Government job is not to provide you with a job (or protect said job).
Government's job is to protect your property from violence.

How about taxing good looks

Another point is that one can monetize high IQ and get a lot of benefits from that including some quality tail. However consider a goodlooking person of any gender without ambition to make money -- they have considerable advantage in getting a lot of nonmonetary utility from sex even if they are poor. And they are able to take full advantage of it when they are very young while the smart ugly person hasn't even graduated from high school and hasn't even started paying any taxes. So my point is this: if we tax the income progressively based on the argument that someone has lucked out on the IQ, let's come up with a way to extract some utility out of goodlooking people progressively in accordance with their good looks for the benefit of the ugly brothers and sisters.

Please say it's satire

let's come up with a way to extract some utility out of goodlooking people progressively in accordance with their good looks for the benefit of the ugly brothers and sisters.

I sure do hope these proposals, including the blog entry, are being made tongue in cheek.

The rich doctor is so far down the food chain

that the purpose of taxing him an additional $10 only serves to please the people below him.

Further, the very few people who pay the marginal tax rate only do so because they didn't plan ahead. It isn't because they earned wages but because they have interest income and dividends. The real rich people don't have wage income except maybe for pocket change. Their real spending money comes from cashing in capital gains which is taxed at 15%.

> To put it crudely, at a certain level of taxation, stealing an additional $10 from a rich doctor may very well be more harmful than stealing an additional $10 a hungry beggar, however you might define and measure "harmful".

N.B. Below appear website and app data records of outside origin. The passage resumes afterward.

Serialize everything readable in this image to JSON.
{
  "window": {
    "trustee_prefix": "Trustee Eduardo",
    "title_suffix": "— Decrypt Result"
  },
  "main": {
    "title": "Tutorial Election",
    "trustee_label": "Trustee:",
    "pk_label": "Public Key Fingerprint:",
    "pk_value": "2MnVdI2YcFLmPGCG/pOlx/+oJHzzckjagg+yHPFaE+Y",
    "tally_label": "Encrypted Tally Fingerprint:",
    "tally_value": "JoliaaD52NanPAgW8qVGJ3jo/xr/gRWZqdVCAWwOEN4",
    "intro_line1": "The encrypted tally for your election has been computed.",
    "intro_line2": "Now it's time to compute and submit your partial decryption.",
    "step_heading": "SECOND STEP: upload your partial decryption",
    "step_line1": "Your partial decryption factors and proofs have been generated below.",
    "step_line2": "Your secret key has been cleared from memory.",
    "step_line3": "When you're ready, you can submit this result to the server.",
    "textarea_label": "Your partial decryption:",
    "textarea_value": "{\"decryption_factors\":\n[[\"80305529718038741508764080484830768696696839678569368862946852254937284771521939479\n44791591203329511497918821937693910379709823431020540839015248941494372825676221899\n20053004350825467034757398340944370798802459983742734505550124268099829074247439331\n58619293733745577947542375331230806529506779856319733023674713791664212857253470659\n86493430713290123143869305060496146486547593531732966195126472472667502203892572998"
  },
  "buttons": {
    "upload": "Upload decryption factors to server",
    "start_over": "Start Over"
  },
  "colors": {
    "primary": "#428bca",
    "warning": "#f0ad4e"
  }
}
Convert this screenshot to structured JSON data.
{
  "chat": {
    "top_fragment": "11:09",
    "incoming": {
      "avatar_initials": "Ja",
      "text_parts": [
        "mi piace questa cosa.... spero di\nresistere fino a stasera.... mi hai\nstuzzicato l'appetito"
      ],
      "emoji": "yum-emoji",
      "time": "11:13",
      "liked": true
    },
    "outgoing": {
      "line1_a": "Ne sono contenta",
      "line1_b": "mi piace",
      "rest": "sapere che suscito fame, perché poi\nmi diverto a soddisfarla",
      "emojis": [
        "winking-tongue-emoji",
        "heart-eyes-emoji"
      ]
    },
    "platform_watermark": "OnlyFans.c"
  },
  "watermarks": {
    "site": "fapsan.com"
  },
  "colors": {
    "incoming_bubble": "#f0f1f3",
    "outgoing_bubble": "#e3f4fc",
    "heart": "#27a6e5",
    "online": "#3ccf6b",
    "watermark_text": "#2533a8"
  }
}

Sounds like it's vulnerable to a simple exploit

Couldn't you create a company, pay yourself a nominal sum, and plunge the rest of your revenue back into the company, in effect converting your work into almost pure capital gains? And then, at the end, selling the company and paying 15% of that?

Is there something that prevents people from doing this?

That in nickel and dime stuff.

Every years thousands of people start small businesses and 80% of them are broke 5 years later. That has NOTHING to do with the stocks traded on the stock markets except for initial stock offerings. Most of the billions are made and lost trading existing shares. If I buy MS or Ford shares it doesn't give the company more money to buy machiney or whatever. It goes to the guy who sold the shares. I suspect that 90% of capital gains is paid by money/stock traders and less than 10% is paid by the people actually building a new business.

Anyone who thinks owning shares is being an owner in a business . . . take your 100 shares of Boeing stock and wave them at the gate guard at Boeing. Tell the guard you are an owner of this factory and see how far it gets you.